The wellness trend remains huge for 2020, with consumers seeking out luxury hotels for rest, retreat and rejuvenation. The luxury hotel needs to deliver on that level for the guest, providing a very personal service that makes every guest feel special. Another way to deliver a wellness experience is through plenty of green spaces, both inside and out. Allowing guests to connect with nature will ensure they feel rested and give them relaxing memories of their stay. Of course, the property also needs to ensure it’s meeting the sustainability expectations of these discerning, educated guests as well. This expectation cannot so much be called a trend but is now an essential way to conduct business. Hotels need to ensure they’re going above and beyond to do their bit to meet climate change targets. Some of our customers are starting to insist on zero plastic in any products they receive, and this is something we’re expecting to see more and more in the months ahead.
How is Tradelinens staying ahead of the game to keep the luxury hotel goers coming back?
The company vision is to help people around the world have a great night’s sleep. We believe that we truly deliver on that due to the unrivalled service that we provide. We don’t ever compromise on quality, and our whole team has the knowledge and expertise to offer genuine service and advice to all our customers. This is where we think we really standout in the marketplace.
What’s your biggest career highlight?
That’s a tough one, there have been so many! Being asked to do a presentation on quality to the managers of 35 of the top hotels in the world at the Ritz in Madrid was certainly up there. It was such a privilege for Tradelinens to be acknowledged as a leader in quality products amongst such a prestigious audience. It’s also a massive, on-going highlight to think that we’ve had some of our relationships with the incredible hotels that we have for so many years. It really is testament to the whole team’s hard work – we must be doing something right!

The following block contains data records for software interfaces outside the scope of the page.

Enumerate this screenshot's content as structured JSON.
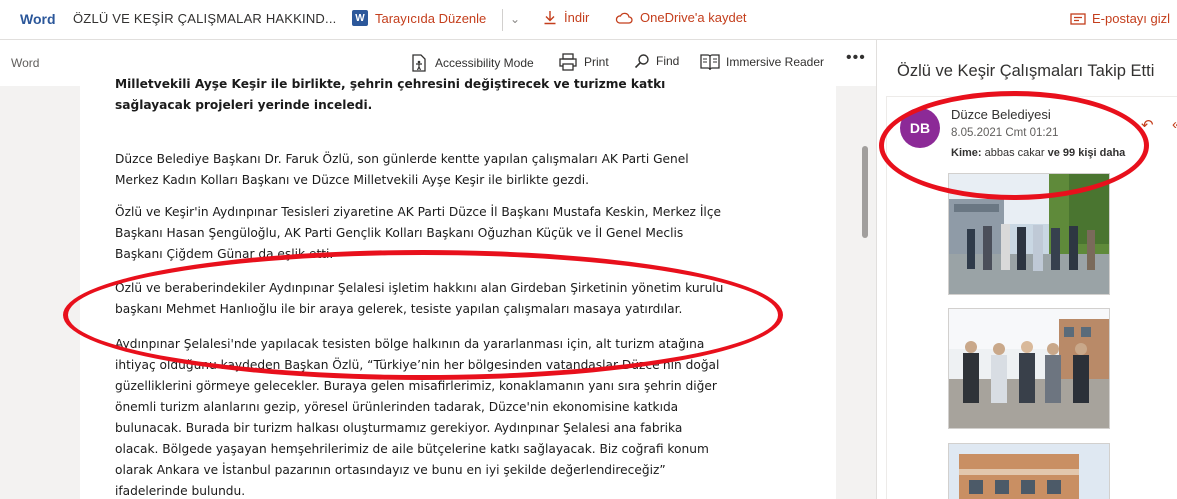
{
  "topbar": {
    "app_name": "Word",
    "doc_title": "ÖZLÜ VE KEŞİR ÇALIŞMALAR HAKKIND...",
    "edit_in_browser": "Tarayıcıda Düzenle",
    "download": "İndir",
    "save_onedrive": "OneDrive'a kaydet",
    "hide_email": "E-postayı gizl"
  },
  "toolbar": {
    "label": "Word",
    "accessibility": "Accessibility Mode",
    "print": "Print",
    "find": "Find",
    "immersive": "Immersive Reader",
    "more": "•••"
  },
  "document": {
    "p0": "Milletvekili Ayşe Keşir ile birlikte, şehrin çehresini değiştirecek ve turizme katkı sağlayacak projeleri yerinde inceledi.",
    "p1": "Düzce Belediye Başkanı Dr.  Faruk Özlü, son günlerde kentte yapılan çalışmaları  AK Parti Genel Merkez Kadın Kolları Başkanı ve Düzce Milletvekili Ayşe Keşir ile birlikte gezdi.",
    "p2": "Özlü ve Keşir'in Aydınpınar Tesisleri ziyaretine AK Parti Düzce İl Başkanı Mustafa Keskin, Merkez İlçe Başkanı Hasan Şengüloğlu, AK Parti Gençlik Kolları Başkanı Oğuzhan Küçük ve İl Genel Meclis Başkanı Çiğdem Günar da eşlik etti.",
    "p3": "Özlü ve beraberindekiler Aydınpınar Şelalesi işletim hakkını alan  Girdeban Şirketinin yönetim kurulu başkanı Mehmet Hanlıoğlu ile bir  araya gelerek, tesiste yapılan çalışmaları masaya yatırdılar.",
    "p4": "Aydınpınar Şelalesi'nde yapılacak tesisten bölge halkının da yararlanması için, alt  turizm atağına ihtiyaç olduğunu kaydeden Başkan Özlü, “Türkiye’nin her bölgesinden vatandaşlar Düzce'nin doğal güzelliklerini görmeye gelecekler. Buraya gelen misafirlerimiz, konaklamanın yanı sıra  şehrin diğer önemli turizm alanlarını gezip, yöresel ürünlerinden tadarak, Düzce'nin ekonomisine katkıda bulunacak. Burada bir turizm halkası oluşturmamız gerekiyor. Aydınpınar Şelalesi ana fabrika olacak.  Bölgede yaşayan hemşehrilerimiz de aile bütçelerine katkı sağlayacak. Biz coğrafi konum olarak Ankara ve İstanbul pazarının ortasındayız ve bunu en iyi şekilde değerlendireceğiz” ifadelerinde bulundu."
  },
  "panel": {
    "title": "Özlü ve Keşir Çalışmaları Takip Etti",
    "avatar": "DB",
    "sender": "Düzce Belediyesi",
    "date": "8.05.2021 Cmt 01:21",
    "to_label": "Kime:",
    "to_name": "abbas cakar",
    "to_more": "ve 99 kişi daha"
  },
  "colors": {
    "accent": "#c43e1c",
    "word_blue": "#2b579a",
    "avatar": "#8c2a97",
    "annotation": "#e8101c"
  }
}
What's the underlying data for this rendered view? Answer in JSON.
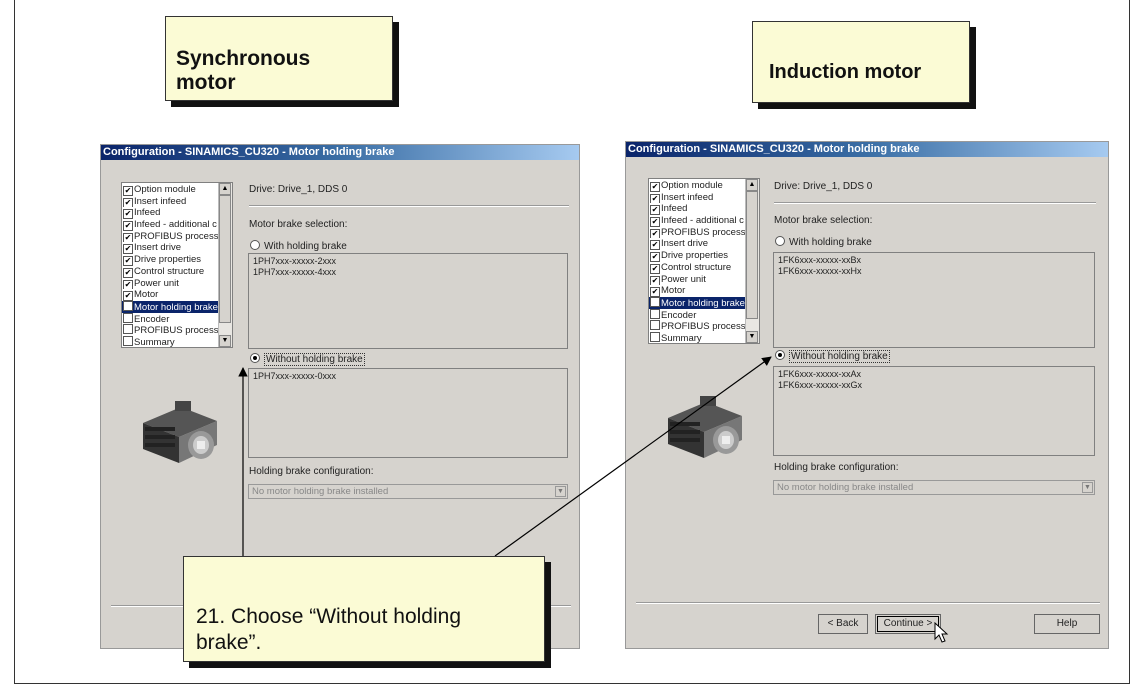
{
  "callouts": {
    "synchronous": "Synchronous motor",
    "induction": "Induction motor",
    "instruction": "21. Choose “Without holding brake”."
  },
  "windows": [
    {
      "title": "Configuration - SINAMICS_CU320 - Motor holding brake",
      "tree_items": [
        {
          "label": "Option module",
          "checked": true,
          "selected": false
        },
        {
          "label": "Insert infeed",
          "checked": true,
          "selected": false
        },
        {
          "label": "Infeed",
          "checked": true,
          "selected": false
        },
        {
          "label": "Infeed - additional c",
          "checked": true,
          "selected": false
        },
        {
          "label": "PROFIBUS process",
          "checked": true,
          "selected": false
        },
        {
          "label": "Insert drive",
          "checked": true,
          "selected": false
        },
        {
          "label": "Drive properties",
          "checked": true,
          "selected": false
        },
        {
          "label": "Control structure",
          "checked": true,
          "selected": false
        },
        {
          "label": "Power unit",
          "checked": true,
          "selected": false
        },
        {
          "label": "Motor",
          "checked": true,
          "selected": false
        },
        {
          "label": "Motor holding brake",
          "checked": false,
          "selected": true
        },
        {
          "label": "Encoder",
          "checked": false,
          "selected": false
        },
        {
          "label": "PROFIBUS process",
          "checked": false,
          "selected": false
        },
        {
          "label": "Summary",
          "checked": false,
          "selected": false
        }
      ],
      "drive": "Drive: Drive_1, DDS 0",
      "brake_selection_label": "Motor brake selection:",
      "with_brake_label": "With holding brake",
      "with_brake_items": [
        "1PH7xxx-xxxxx-2xxx",
        "1PH7xxx-xxxxx-4xxx"
      ],
      "without_brake_label": "Without holding brake",
      "without_brake_items": [
        "1PH7xxx-xxxxx-0xxx"
      ],
      "config_label": "Holding brake configuration:",
      "config_value": "No motor holding brake installed",
      "buttons": {
        "back": "",
        "continue": "",
        "help": ""
      }
    },
    {
      "title": "Configuration - SINAMICS_CU320 - Motor holding brake",
      "tree_items": [
        {
          "label": "Option module",
          "checked": true,
          "selected": false
        },
        {
          "label": "Insert infeed",
          "checked": true,
          "selected": false
        },
        {
          "label": "Infeed",
          "checked": true,
          "selected": false
        },
        {
          "label": "Infeed - additional c",
          "checked": true,
          "selected": false
        },
        {
          "label": "PROFIBUS process",
          "checked": true,
          "selected": false
        },
        {
          "label": "Insert drive",
          "checked": true,
          "selected": false
        },
        {
          "label": "Drive properties",
          "checked": true,
          "selected": false
        },
        {
          "label": "Control structure",
          "checked": true,
          "selected": false
        },
        {
          "label": "Power unit",
          "checked": true,
          "selected": false
        },
        {
          "label": "Motor",
          "checked": true,
          "selected": false
        },
        {
          "label": "Motor holding brake",
          "checked": false,
          "selected": true
        },
        {
          "label": "Encoder",
          "checked": false,
          "selected": false
        },
        {
          "label": "PROFIBUS process",
          "checked": false,
          "selected": false
        },
        {
          "label": "Summary",
          "checked": false,
          "selected": false
        }
      ],
      "drive": "Drive: Drive_1, DDS 0",
      "brake_selection_label": "Motor brake selection:",
      "with_brake_label": "With holding brake",
      "with_brake_items": [
        "1FK6xxx-xxxxx-xxBx",
        "1FK6xxx-xxxxx-xxHx"
      ],
      "without_brake_label": "Without holding brake",
      "without_brake_items": [
        "1FK6xxx-xxxxx-xxAx",
        "1FK6xxx-xxxxx-xxGx"
      ],
      "config_label": "Holding brake configuration:",
      "config_value": "No motor holding brake installed",
      "buttons": {
        "back": "< Back",
        "continue": "Continue >",
        "help": "Help"
      }
    }
  ],
  "colors": {
    "callout_bg": "#fbfbd5",
    "selection": "#0a246a",
    "dialog_bg": "#d6d3ce"
  }
}
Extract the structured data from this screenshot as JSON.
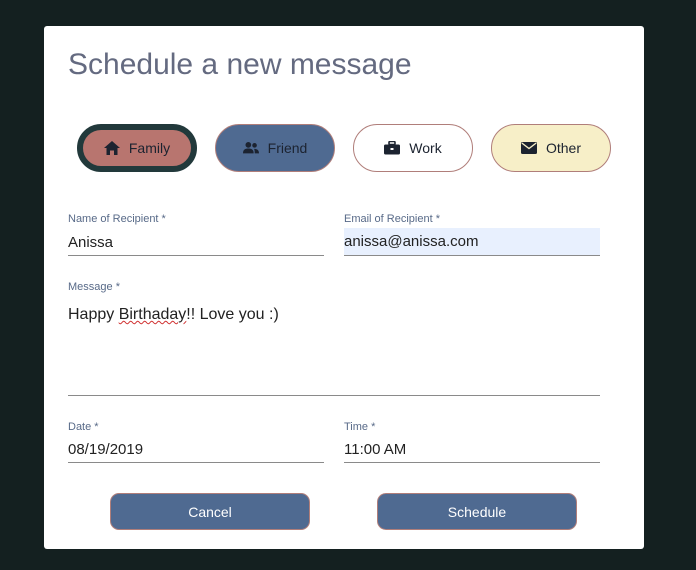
{
  "dialog": {
    "title": "Schedule a new message"
  },
  "categories": [
    {
      "label": "Family",
      "icon": "home-icon",
      "selected": true
    },
    {
      "label": "Friend",
      "icon": "users-icon",
      "selected": false
    },
    {
      "label": "Work",
      "icon": "briefcase-icon",
      "selected": false
    },
    {
      "label": "Other",
      "icon": "envelope-icon",
      "selected": false
    }
  ],
  "form": {
    "recipient_name": {
      "label": "Name of Recipient *",
      "value": "Anissa"
    },
    "recipient_email": {
      "label": "Email of Recipient *",
      "value": "anissa@anissa.com"
    },
    "message": {
      "label": "Message *",
      "value_pre": "Happy ",
      "value_misspelled": "Birthaday",
      "value_post": "!! Love you :)"
    },
    "date": {
      "label": "Date *",
      "value": "08/19/2019"
    },
    "time": {
      "label": "Time *",
      "value": "11:00 AM"
    }
  },
  "buttons": {
    "cancel": "Cancel",
    "schedule": "Schedule"
  },
  "colors": {
    "family": "#b8756f",
    "friend": "#4f6a91",
    "work": "#ffffff",
    "other": "#f7efc8",
    "button": "#4f6a91",
    "backdrop": "#142020"
  }
}
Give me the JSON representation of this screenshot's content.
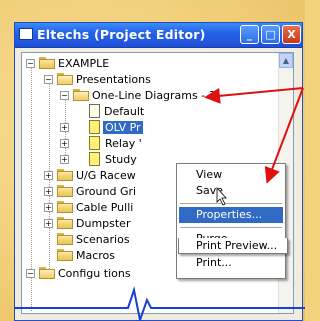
{
  "window": {
    "title": "Eltechs (Project Editor)",
    "minimize_label": "_",
    "maximize_label": "□",
    "close_label": "X"
  },
  "tree": {
    "root": "EXAMPLE",
    "presentations": "Presentations",
    "one_line": "One-Line Diagrams - 3",
    "default": "Default",
    "olv": "OLV Pr",
    "relay": "Relay '",
    "study": "Study",
    "ug": "U/G Racew",
    "ground": "Ground Gri",
    "cable": "Cable Pulli",
    "dumpster": "Dumpster",
    "scenarios": "Scenarios",
    "macros": "Macros",
    "configurations": "Configu    tions",
    "expand_plus": "+",
    "expand_minus": "−"
  },
  "context_menu": {
    "view": "View",
    "save": "Save",
    "properties": "Properties...",
    "purge": "Purge...",
    "print": "Print...",
    "print_preview": "Print Preview..."
  },
  "colors": {
    "annotation_arrow": "#e01010",
    "titlebar": "#2562e8",
    "selection": "#316ac5",
    "pulse_line": "#1a3fd8"
  }
}
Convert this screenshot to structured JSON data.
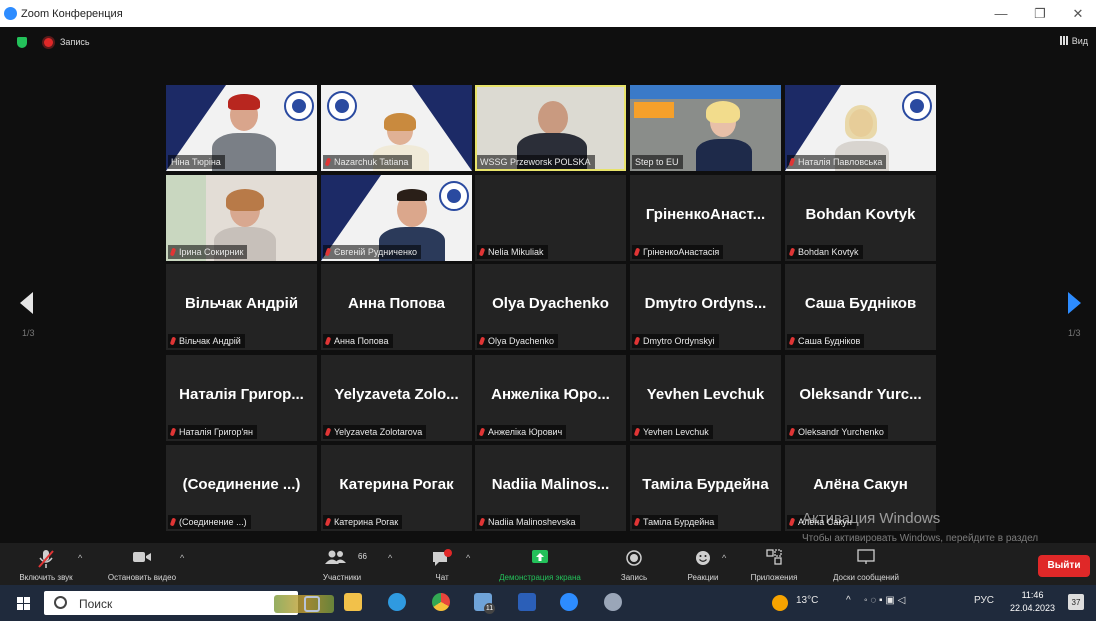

What would your best piece of advice be to anyone starting out in the hotel business?
I am so proud of the team we have here at Tradelinens and I think having the right people around you is absolutely key. Get your team right and everything else will follow. Nurturing this your passion for people expands into how you look after your guests as well. Love them, don’t compromise and they’ll keep coming back.
What’s the biggest myth about hotel bed linen?
High numbers in specifications! Bigger doesn’t always mean better! High thread count or weight are specifications and not a guarantee of quality.
What should the industry be doing to help the climate crisis?
This is a huge matter for debate and such a sensitive topic but one that must be confronted head on and quickly. New build hotels must lead the way with energy and water conservation, and waste management and need to think creatively about using the space and facilities available to them to help to become more environmentally friendly. Planting inside and out is one way to do this, and using roof gardens in a creative way, so that they become multipurpose and more than simply a selling point. Hotels are also starting to ask for a reduction of plastic in packaging or no plastic in packaging. We are already developing new paper and cardboard packaging.